### Work task:
The records that follow are to be repeated in full, with no pictures retained.

#### Dataset records ####

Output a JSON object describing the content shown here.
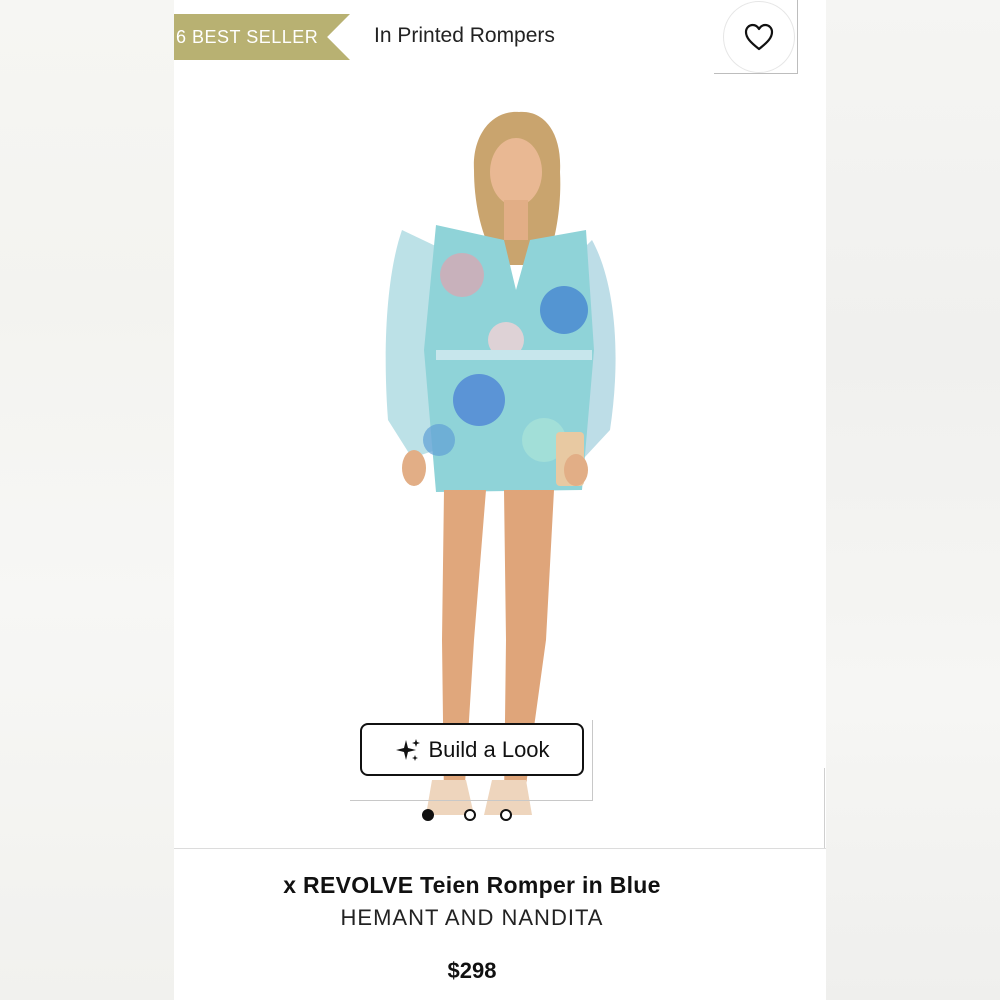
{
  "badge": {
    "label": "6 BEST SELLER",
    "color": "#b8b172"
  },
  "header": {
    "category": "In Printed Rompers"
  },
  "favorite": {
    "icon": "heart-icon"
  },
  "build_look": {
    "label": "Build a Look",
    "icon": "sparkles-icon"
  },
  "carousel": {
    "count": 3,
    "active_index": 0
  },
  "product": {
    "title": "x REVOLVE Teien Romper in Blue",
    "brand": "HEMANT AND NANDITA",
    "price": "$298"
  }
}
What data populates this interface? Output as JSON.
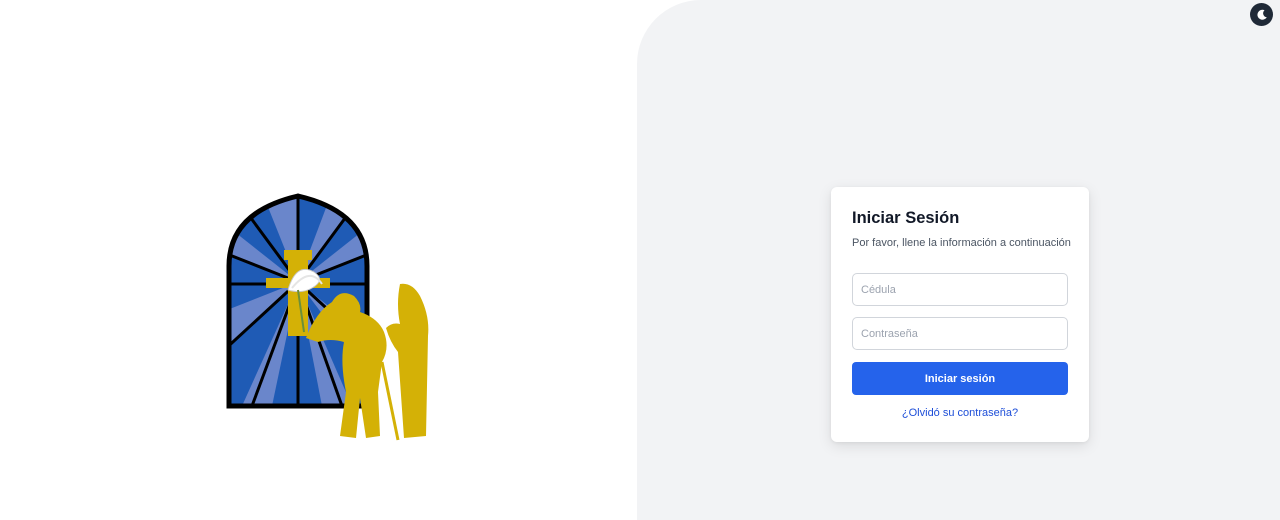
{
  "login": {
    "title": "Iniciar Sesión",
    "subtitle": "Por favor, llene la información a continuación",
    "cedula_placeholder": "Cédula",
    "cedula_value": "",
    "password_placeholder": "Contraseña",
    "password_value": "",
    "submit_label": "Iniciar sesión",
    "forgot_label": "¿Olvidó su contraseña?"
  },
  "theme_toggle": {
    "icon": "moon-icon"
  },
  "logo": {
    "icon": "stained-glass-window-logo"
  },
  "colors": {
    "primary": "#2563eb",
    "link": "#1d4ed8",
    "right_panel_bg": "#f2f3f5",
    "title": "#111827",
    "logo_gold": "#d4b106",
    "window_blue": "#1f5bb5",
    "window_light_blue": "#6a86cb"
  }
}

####

### Exercise output:
Output a JSON object describing the content shown here.
{
  "badge": {
    "label": "6 BEST SELLER",
    "color": "#b8b172"
  },
  "header": {
    "category": "In Printed Rompers"
  },
  "favorite": {
    "icon": "heart-icon"
  },
  "build_look": {
    "label": "Build a Look",
    "icon": "sparkles-icon"
  },
  "carousel": {
    "count": 3,
    "active_index": 0
  },
  "product": {
    "title": "x REVOLVE Teien Romper in Blue",
    "brand": "HEMANT AND NANDITA",
    "price": "$298"
  }
}
What data populates this interface? Output as JSON.
{
  "login": {
    "title": "Iniciar Sesión",
    "subtitle": "Por favor, llene la información a continuación",
    "cedula_placeholder": "Cédula",
    "cedula_value": "",
    "password_placeholder": "Contraseña",
    "password_value": "",
    "submit_label": "Iniciar sesión",
    "forgot_label": "¿Olvidó su contraseña?"
  },
  "theme_toggle": {
    "icon": "moon-icon"
  },
  "logo": {
    "icon": "stained-glass-window-logo"
  },
  "colors": {
    "primary": "#2563eb",
    "link": "#1d4ed8",
    "right_panel_bg": "#f2f3f5",
    "title": "#111827",
    "logo_gold": "#d4b106",
    "window_blue": "#1f5bb5",
    "window_light_blue": "#6a86cb"
  }
}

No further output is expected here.